    View details for DOI 10.1113/JP270139

    View details for PubMedID 26131924

    View details for PubMedCentralID PMC4594293

  • A thermosensitive mutation alters the effects of lacosamide on slow inactivation in neuronal voltage-gated sodium channels, NaV1.2. Frontiers in pharmacology Abdelsayed, M., Sokolov, S., Ruben, P. C. 2013; 4: 121


    Epilepsy is a disorder characterized by seizures and convulsions. The basis of epilepsy is an increase in neuronal excitability that, in some cases, may be caused by functional defects in neuronal voltage gated sodium channels (NaVs). The C121W mutation of the β1 subunit, in particular, gives rise to the thermosensitive generalized epilepsy with febrile seizures plus (GEFS+) phenotype. Lacosamide is used to treat epileptic seizures and is distinct from other anti-seizure drugs by targeting NaV slow-inactivation. We studied the effects of a physiologically relevant concentration of lacosamide on the biophysical properties of NaV1.2 channels associated with either WT-β1 or the mutant C121W-β1 subunit. Biophysical parameters were measured at both normal (22°C) and elevated (34°C) temperatures to elicit the differential temperature-sensitivity of C121W. Lacosamide was more effective in NaV1.2 associated with the WT-β1 than with C121W-β1 at either temperature. There is also a more potent effect by lacosamide on slow inactivation at elevated temperatures. Our data suggest a modulatory role is imparted by the β1 subunit in the interaction between the drug and the channel.

    View details for DOI 10.3389/fphar.2013.00121

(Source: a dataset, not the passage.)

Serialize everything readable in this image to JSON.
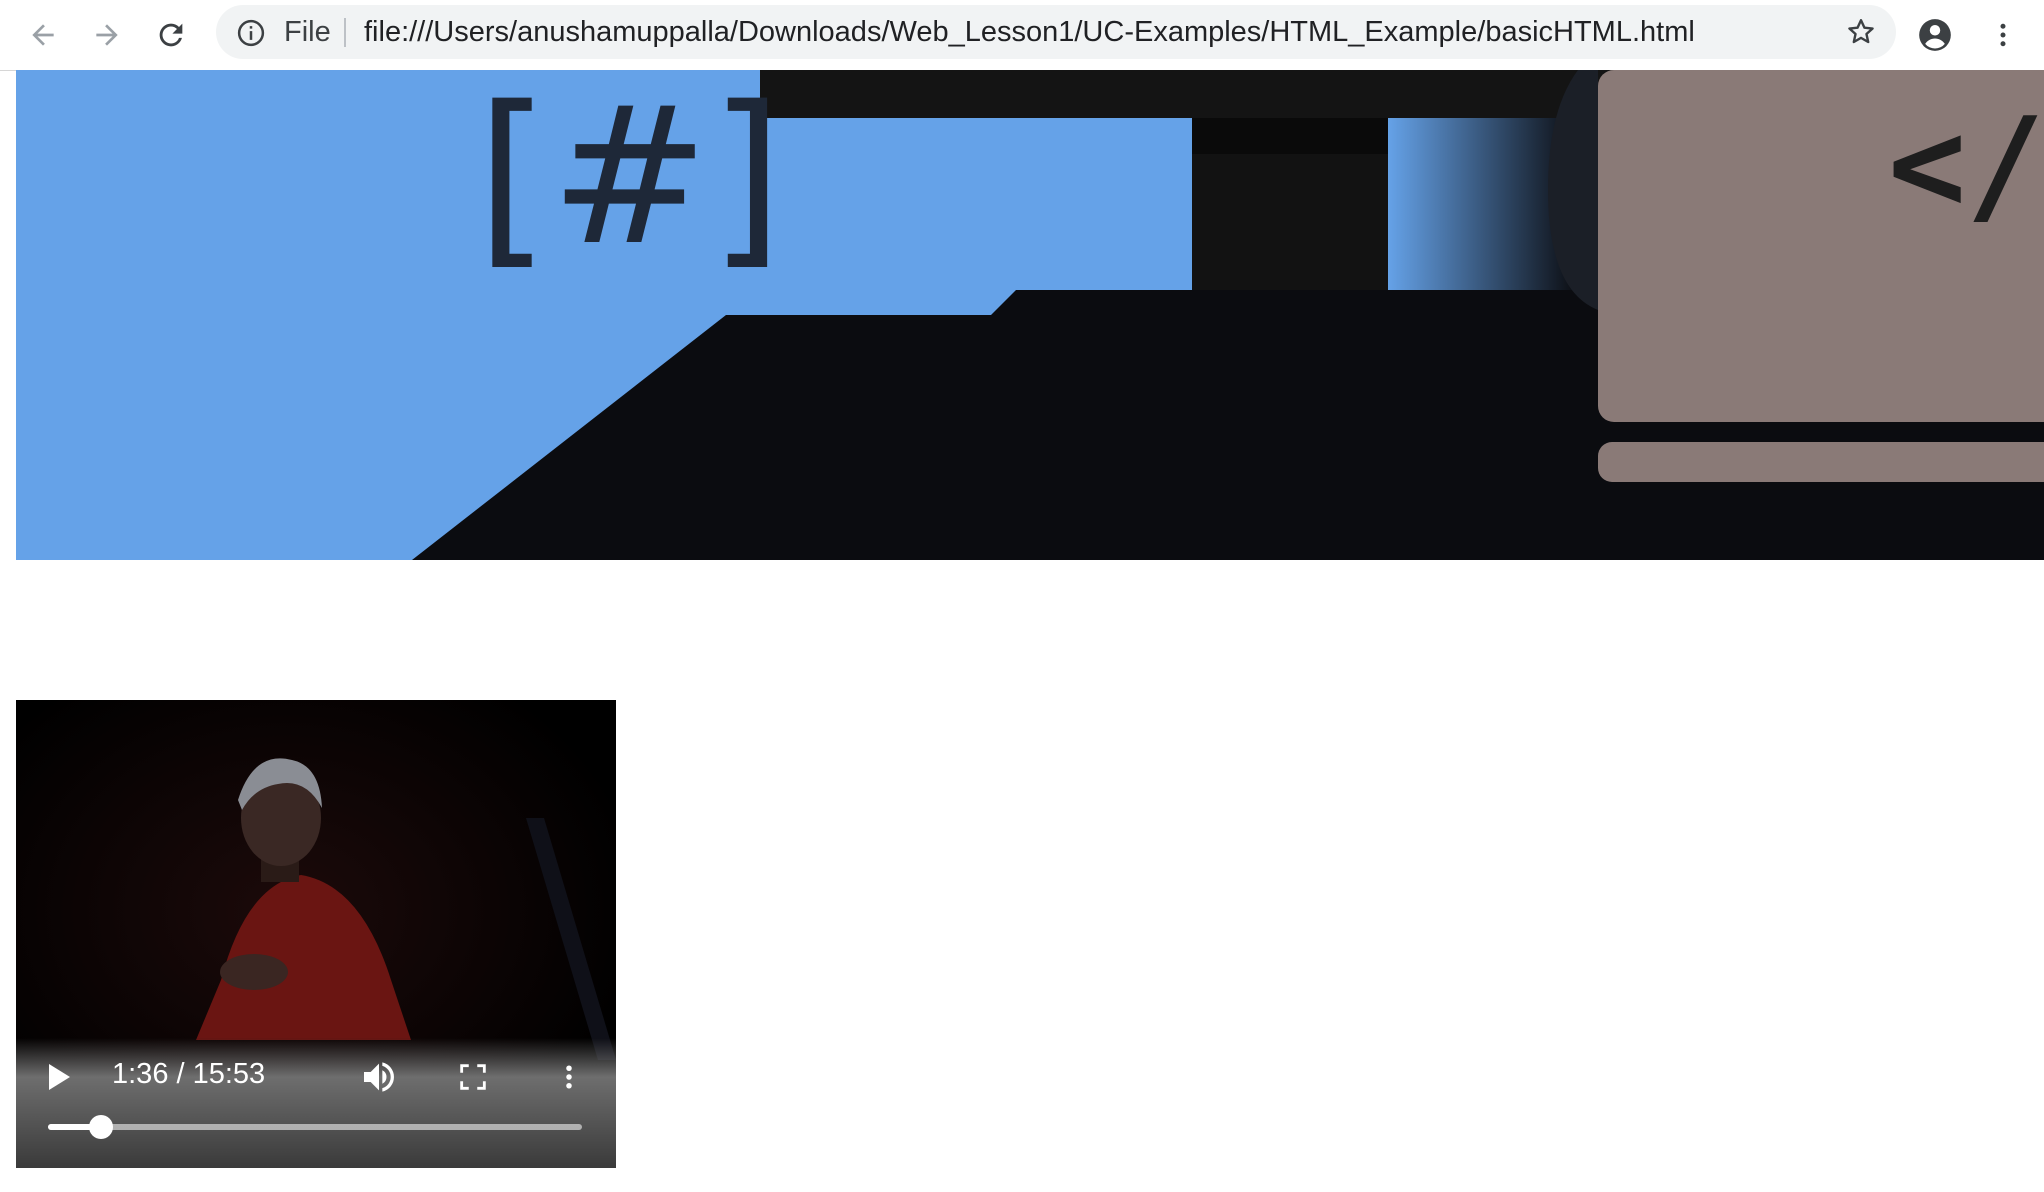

    View details for PubMedID 24065921

    View details for PubMedCentralID PMC3778253

  • Voltage-gated sodium channels: pharmaceutical targets via anticonvulsants to treat epileptic syndromes. Channels (Austin, Tex.) Abdelsayed, M., Sokolov, S. 2013; 7 (3): 146-52


    Epilepsy is a brain disorder characterized by seizures and convulsions. The basis of epilepsy is an increase in neuronal excitability that, in some cases, may be caused by functional defects in neuronal voltage gated sodium channels, Nav1.1 and Nav1.2. The effects of antiepileptic drugs (AEDs) as effective therapies for epilepsy have been characterized by extensive research. Most of the classic AEDs targeting Nav share a common mechanism of action by stabilizing the channel's fast-inactivated state. In contrast, novel AEDs, such as lacosamide, stabilize the slow-inactivated state in neuronal Nav1.1 and Nav1.7 isoforms. This paper reviews the different mechanisms by which this stabilization occurs to determine new methods for treatment.

    View details for DOI 10.4161/chan.24380

    View details for PubMedID 23531742

    View details for PubMedCentralID PMC3710341